Element data from apps and pages:
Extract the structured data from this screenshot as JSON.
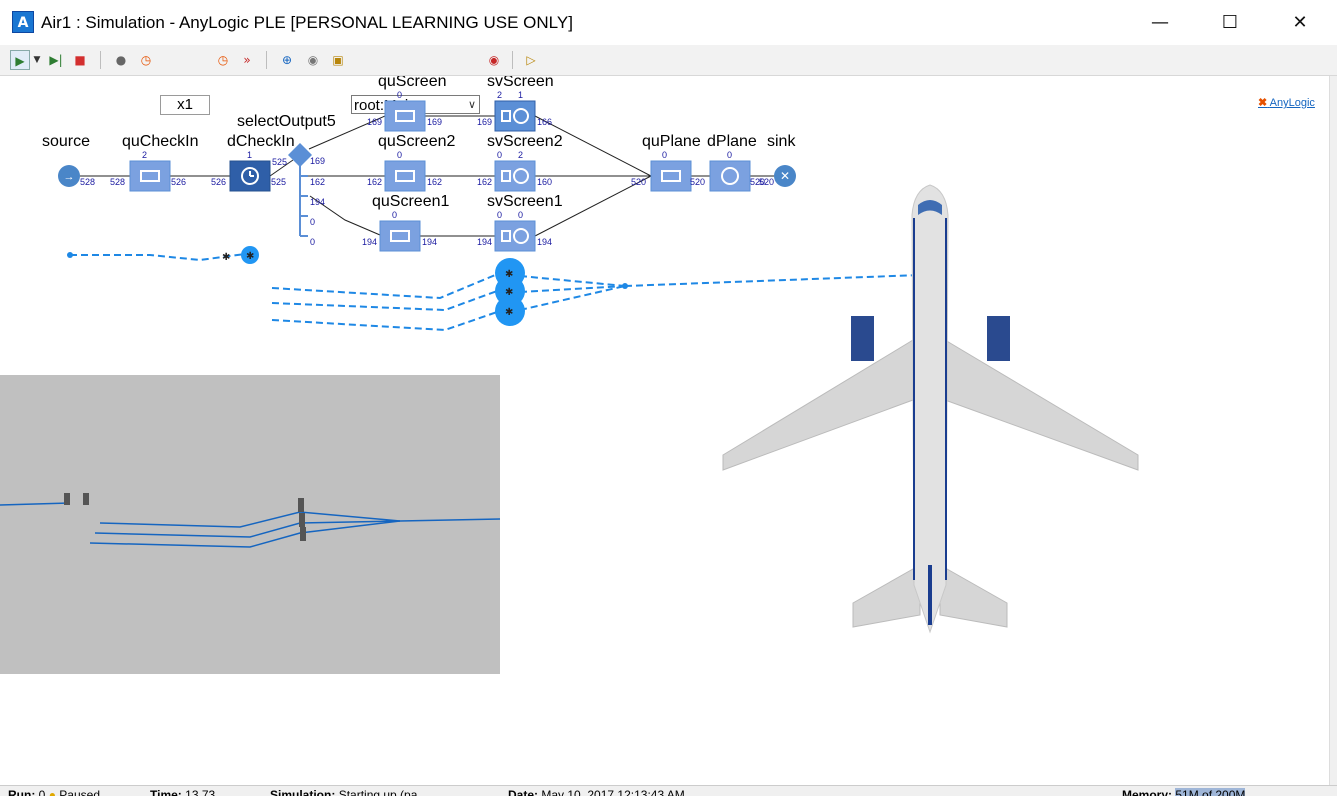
{
  "window": {
    "title": "Air1 : Simulation - AnyLogic PLE [PERSONAL LEARNING USE ONLY]",
    "minimize_icon": "minimize-icon",
    "maximize_icon": "maximize-icon",
    "close_icon": "close-icon"
  },
  "toolbar": {
    "speed": "x1",
    "experiment_select": "root:Main",
    "brand": "AnyLogic",
    "icons": [
      "run-icon",
      "run-menu-icon",
      "step-icon",
      "stop-icon",
      "agent-icon",
      "clock-icon",
      "speed-down-icon",
      "speed-up-icon",
      "navigate-icon",
      "camera-icon",
      "zoom-icon",
      "model-view-icon",
      "dev-panel-icon"
    ]
  },
  "flowchart": {
    "blocks": [
      {
        "id": "source",
        "label": "source",
        "count_top": "",
        "in": "",
        "out": "528"
      },
      {
        "id": "quCheckIn",
        "label": "quCheckIn",
        "count_top": "2",
        "in": "528",
        "out": "526"
      },
      {
        "id": "dCheckIn",
        "label": "dCheckIn",
        "count_top": "1",
        "in": "526",
        "out": "525"
      },
      {
        "id": "selectOutput5",
        "label": "selectOutput5",
        "count_top": "",
        "in": "525",
        "out": ""
      },
      {
        "id": "quScreen",
        "label": "quScreen",
        "count_top": "0",
        "in": "169",
        "out": "169"
      },
      {
        "id": "svScreen",
        "label": "svScreen",
        "count_top": "2",
        "count_top2": "1",
        "in": "169",
        "out": "166"
      },
      {
        "id": "quScreen2",
        "label": "quScreen2",
        "count_top": "0",
        "in": "162",
        "out": "162"
      },
      {
        "id": "svScreen2",
        "label": "svScreen2",
        "count_top": "0",
        "count_top2": "2",
        "in": "162",
        "out": "160"
      },
      {
        "id": "quScreen1",
        "label": "quScreen1",
        "count_top": "0",
        "in": "194",
        "out": "194"
      },
      {
        "id": "svScreen1",
        "label": "svScreen1",
        "count_top": "0",
        "count_top2": "0",
        "in": "194",
        "out": "194"
      },
      {
        "id": "quPlane",
        "label": "quPlane",
        "count_top": "0",
        "in": "520",
        "out": "520"
      },
      {
        "id": "dPlane",
        "label": "dPlane",
        "count_top": "0",
        "in": "520",
        "out": "520"
      },
      {
        "id": "sink",
        "label": "sink",
        "count_top": "",
        "in": "520",
        "out": ""
      }
    ],
    "select_outputs": [
      "169",
      "162",
      "194",
      "0",
      "0"
    ]
  },
  "statusbar": {
    "run_label": "Run:",
    "run_value": "0",
    "run_state": "Paused",
    "time_label": "Time:",
    "time_value": "13.73",
    "simulation_label": "Simulation:",
    "simulation_value": "Starting up (pa...",
    "date_label": "Date:",
    "date_value": "May 10, 2017 12:13:43 AM",
    "memory_label": "Memory:",
    "memory_value": "51M of 200M"
  },
  "colors": {
    "block_fill": "#5b8fd6",
    "block_dark": "#2f5fa8",
    "count_text": "#1a1aa0",
    "path": "#1e88e5",
    "agent": "#2196f3",
    "view3d_bg": "#c0c0c0",
    "plane_body": "#e0e0e0",
    "plane_stripe": "#1a3d8f"
  }
}
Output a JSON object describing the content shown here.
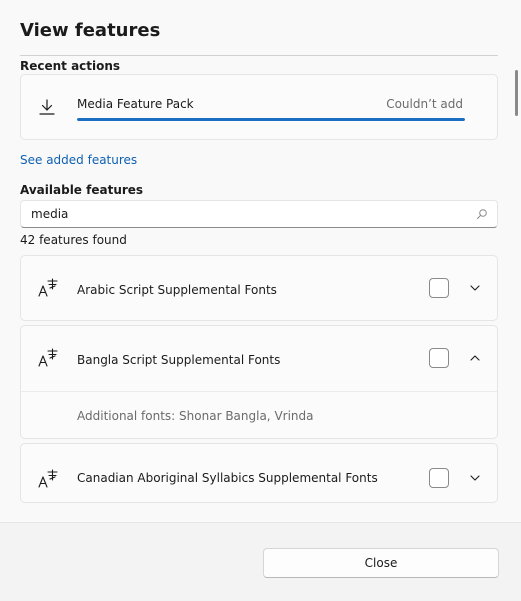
{
  "dialog": {
    "title": "View features"
  },
  "recent": {
    "label": "Recent actions",
    "item": {
      "name": "Media Feature Pack",
      "status": "Couldn’t add",
      "progress": 1.0,
      "icon": "download-icon"
    }
  },
  "see_added_link": "See added features",
  "available": {
    "label": "Available features",
    "search_value": "media",
    "search_icon": "search-icon",
    "count_text": "42 features found",
    "features": [
      {
        "name": "Arabic Script Supplemental Fonts",
        "checked": false,
        "expanded": false
      },
      {
        "name": "Bangla Script Supplemental Fonts",
        "checked": false,
        "expanded": true,
        "detail": "Additional fonts: Shonar Bangla, Vrinda"
      },
      {
        "name": "Canadian Aboriginal Syllabics Supplemental Fonts",
        "checked": false,
        "expanded": false
      }
    ]
  },
  "footer": {
    "close_label": "Close"
  },
  "colors": {
    "accent": "#1b6ec2",
    "link": "#1060b0"
  }
}
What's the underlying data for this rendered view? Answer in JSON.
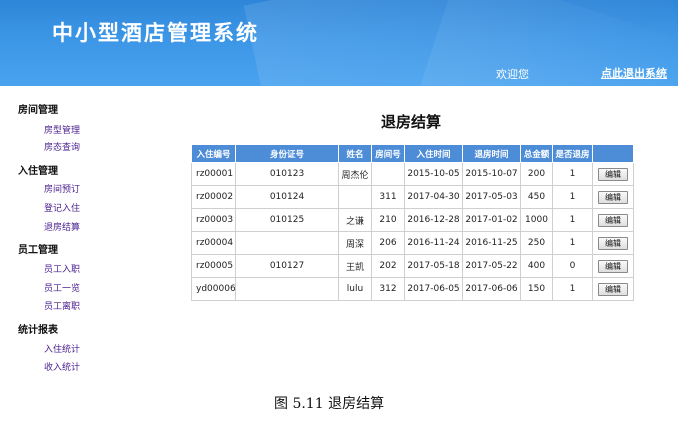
{
  "header": {
    "title": "中小型酒店管理系统",
    "welcome": "欢迎您",
    "logout": "点此退出系统"
  },
  "sidebar": {
    "groups": [
      {
        "title": "房间管理",
        "items": [
          "房型管理",
          "房态查询"
        ]
      },
      {
        "title": "入住管理",
        "items": [
          "房间预订",
          "登记入住",
          "退房结算"
        ]
      },
      {
        "title": "员工管理",
        "items": [
          "员工入职",
          "员工一览",
          "员工离职"
        ]
      },
      {
        "title": "统计报表",
        "items": [
          "入住统计",
          "收入统计"
        ]
      }
    ]
  },
  "main": {
    "title": "退房结算",
    "columns": [
      "入住编号",
      "身份证号",
      "姓名",
      "房间号",
      "入住时间",
      "退房时间",
      "总金额",
      "是否退房",
      ""
    ],
    "rows": [
      [
        "rz00001",
        "010123",
        "周杰伦",
        "",
        "2015-10-05",
        "2015-10-07",
        "200",
        "1",
        "编辑"
      ],
      [
        "rz00002",
        "010124",
        "",
        "311",
        "2017-04-30",
        "2017-05-03",
        "450",
        "1",
        "编辑"
      ],
      [
        "rz00003",
        "010125",
        "之谦",
        "210",
        "2016-12-28",
        "2017-01-02",
        "1000",
        "1",
        "编辑"
      ],
      [
        "rz00004",
        "",
        "周深",
        "206",
        "2016-11-24",
        "2016-11-25",
        "250",
        "1",
        "编辑"
      ],
      [
        "rz00005",
        "010127",
        "王凯",
        "202",
        "2017-05-18",
        "2017-05-22",
        "400",
        "0",
        "编辑"
      ],
      [
        "yd00006",
        "",
        "lulu",
        "312",
        "2017-06-05",
        "2017-06-06",
        "150",
        "1",
        "编辑"
      ]
    ]
  },
  "caption": "图 5.11  退房结算",
  "colors": {
    "header_blue": "#3c96e6",
    "table_header": "#4d8cd6",
    "nav_link": "#4a1f8f"
  }
}
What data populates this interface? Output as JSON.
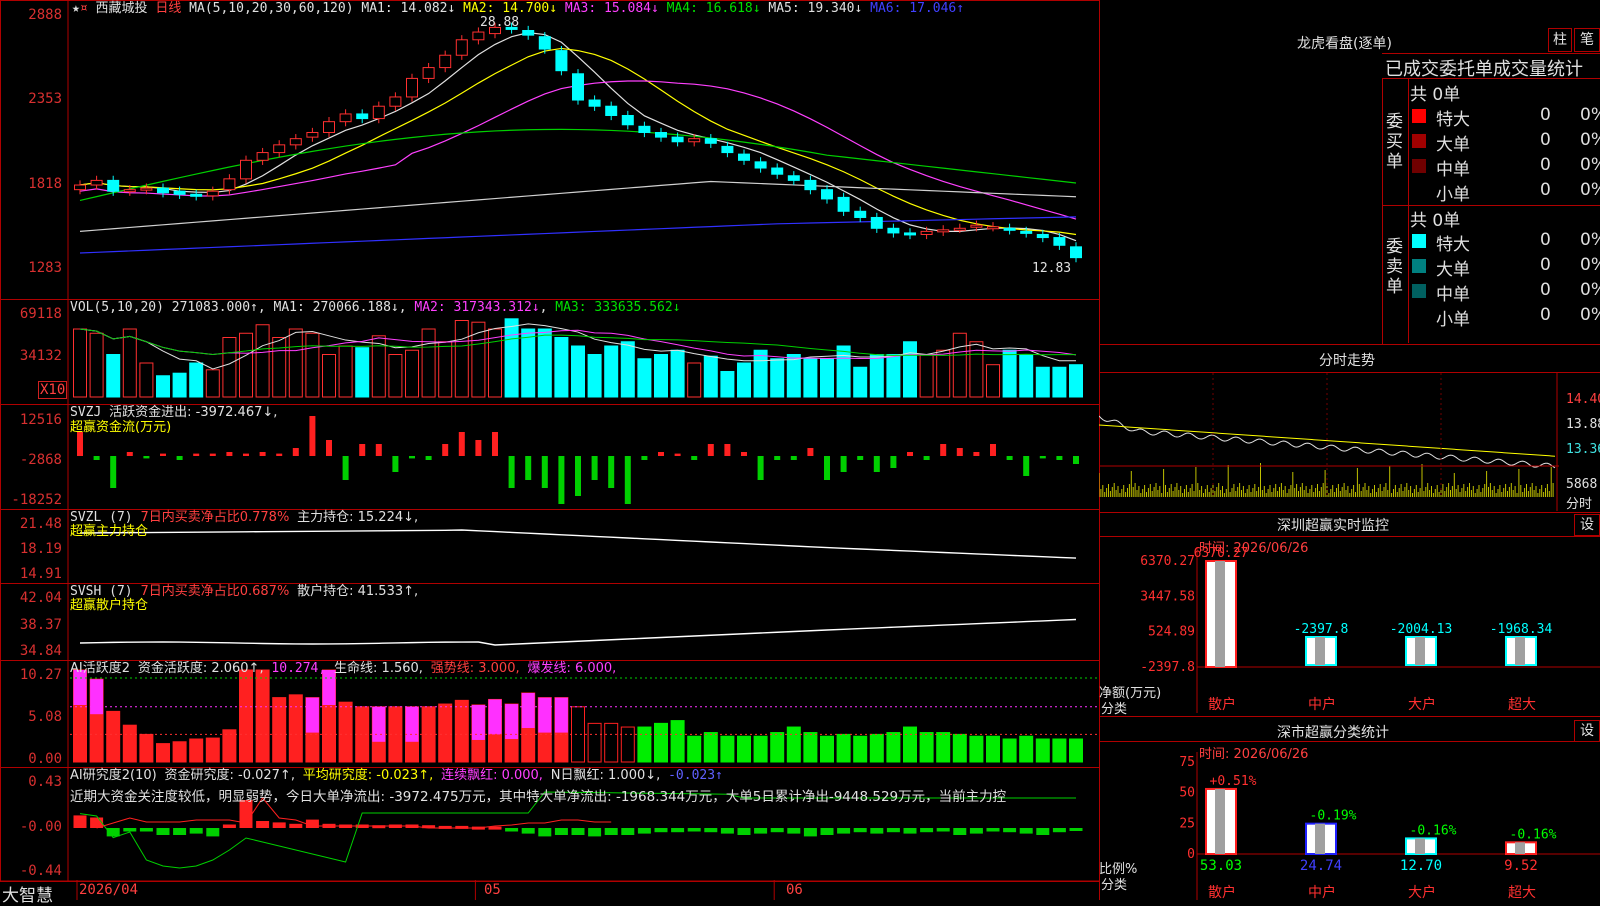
{
  "stock": {
    "name": "西藏城投",
    "period": "日线",
    "star_icon": "★",
    "flag_icon": "¤",
    "bottom_logo": "大智慧"
  },
  "price_panel": {
    "ma_label": "MA(5,10,20,30,60,120)",
    "mas": [
      {
        "label": "MA1: 14.082↓",
        "color": "#e0e0e0"
      },
      {
        "label": "MA2: 14.700↓",
        "color": "#ffff00"
      },
      {
        "label": "MA3: 15.084↓",
        "color": "#ff40ff"
      },
      {
        "label": "MA4: 16.618↓",
        "color": "#00e000"
      },
      {
        "label": "MA5: 19.340↓",
        "color": "#e0e0e0"
      },
      {
        "label": "MA6: 17.046↑",
        "color": "#4040ff"
      }
    ],
    "y_ticks": [
      "2888",
      "2353",
      "1818",
      "1283"
    ],
    "high_label": "28.88",
    "low_label": "12.83"
  },
  "vol_panel": {
    "label": "VOL(5,10,20)",
    "value": "271083.000↑",
    "ma1": "MA1: 270066.188↓",
    "ma2": "MA2: 317343.312↓",
    "ma3": "MA3: 333635.562↓",
    "y_ticks": [
      "69118",
      "34132"
    ],
    "unit": "X10"
  },
  "svzj_panel": {
    "label": "SVZJ",
    "text": "活跃资金进出: -3972.467↓,",
    "subtitle": "超赢资金流(万元)",
    "y_ticks": [
      "12516",
      "-2868",
      "-18252"
    ]
  },
  "svzl_panel": {
    "label": "SVZL (7)",
    "ratio": "7日内买卖净占比0.778%",
    "hold": "主力持仓: 15.224↓,",
    "subtitle": "超赢主力持仓",
    "y_ticks": [
      "21.48",
      "18.19",
      "14.91"
    ]
  },
  "svsh_panel": {
    "label": "SVSH (7)",
    "ratio": "7日内买卖净占比0.687%",
    "hold": "散户持仓: 41.533↑,",
    "subtitle": "超赢散户持仓",
    "y_ticks": [
      "42.04",
      "38.37",
      "34.84"
    ]
  },
  "ai_active_panel": {
    "label": "AI活跃度2",
    "activity": "资金活跃度: 2.060↑,",
    "v2": "10.274,",
    "life": "生命线: 1.560,",
    "strong": "强势线: 3.000,",
    "burst": "爆发线: 6.000,",
    "y_ticks": [
      "10.27",
      "5.08",
      "0.00"
    ]
  },
  "ai_research_panel": {
    "label": "AI研究度2(10)",
    "research": "资金研究度: -0.027↑,",
    "avg": "平均研究度: -0.023↑,",
    "red": "连续飘红: 0.000,",
    "nred": "N日飘红: 1.000↓,",
    "last": "-0.023↑",
    "comment": "近期大资金关注度较低，明显弱势，今日大单净流出: -3972.475万元，其中特大单净流出: -1968.344万元，大单5日累计净出-9448.529万元，当前主力控",
    "y_ticks": [
      "0.43",
      "-0.00",
      "-0.44"
    ]
  },
  "x_axis": {
    "labels": [
      "2026/04",
      "05",
      "06"
    ]
  },
  "dragon_panel": {
    "title": "龙虎看盘(逐单)",
    "btn_bar": "柱",
    "btn_tick": "笔",
    "header": "已成交委托单成交量统计",
    "buy_side": "委买单",
    "sell_side": "委卖单",
    "buy_total": "共 0单",
    "sell_total": "共 0单",
    "buy_rows": [
      {
        "label": "特大",
        "count": "0",
        "pct": "0%",
        "color": "#ff0000"
      },
      {
        "label": "大单",
        "count": "0",
        "pct": "0%",
        "color": "#a00000"
      },
      {
        "label": "中单",
        "count": "0",
        "pct": "0%",
        "color": "#700000"
      },
      {
        "label": "小单",
        "count": "0",
        "pct": "0%",
        "color": "#000000"
      }
    ],
    "sell_rows": [
      {
        "label": "特大",
        "count": "0",
        "pct": "0%",
        "color": "#00ffff"
      },
      {
        "label": "大单",
        "count": "0",
        "pct": "0%",
        "color": "#008080"
      },
      {
        "label": "中单",
        "count": "0",
        "pct": "0%",
        "color": "#006060"
      },
      {
        "label": "小单",
        "count": "0",
        "pct": "0%",
        "color": "#000000"
      }
    ]
  },
  "intraday": {
    "title": "分时走势",
    "y_ticks": [
      "14.40",
      "13.88",
      "13.36"
    ],
    "vol_label": "5868",
    "vol_unit": "分时"
  },
  "monitor": {
    "title": "深圳超赢实时监控",
    "set_btn": "设",
    "time": "时间: 2026/06/26",
    "y_ticks": [
      "6370.27",
      "3447.58",
      "524.89",
      "-2397.8"
    ],
    "unit": "净额(万元)",
    "cat_label": "分类",
    "chart_data": {
      "type": "bar",
      "categories": [
        "散户",
        "中户",
        "大户",
        "超大"
      ],
      "values": [
        6370.27,
        -2397.8,
        -2004.13,
        -1968.34
      ],
      "value_labels": [
        "6370.27",
        "-2397.8",
        "-2004.13",
        "-1968.34"
      ],
      "ylim": [
        -2397.8,
        6370.27
      ]
    }
  },
  "classify": {
    "title": "深市超赢分类统计",
    "set_btn": "设",
    "time": "时间: 2026/06/26",
    "y_ticks": [
      "75",
      "50",
      "25",
      "0"
    ],
    "unit": "比例%",
    "cat_label": "分类",
    "chart_data": {
      "type": "bar",
      "categories": [
        "散户",
        "中户",
        "大户",
        "超大"
      ],
      "values": [
        53.03,
        24.74,
        12.7,
        9.52
      ],
      "value_labels": [
        "53.03",
        "24.74",
        "12.70",
        "9.52"
      ],
      "changes": [
        "+0.51%",
        "-0.19%",
        "-0.16%",
        "-0.16%"
      ],
      "ylim": [
        0,
        75
      ]
    }
  }
}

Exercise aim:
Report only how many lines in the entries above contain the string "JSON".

Solution for this exercise:
4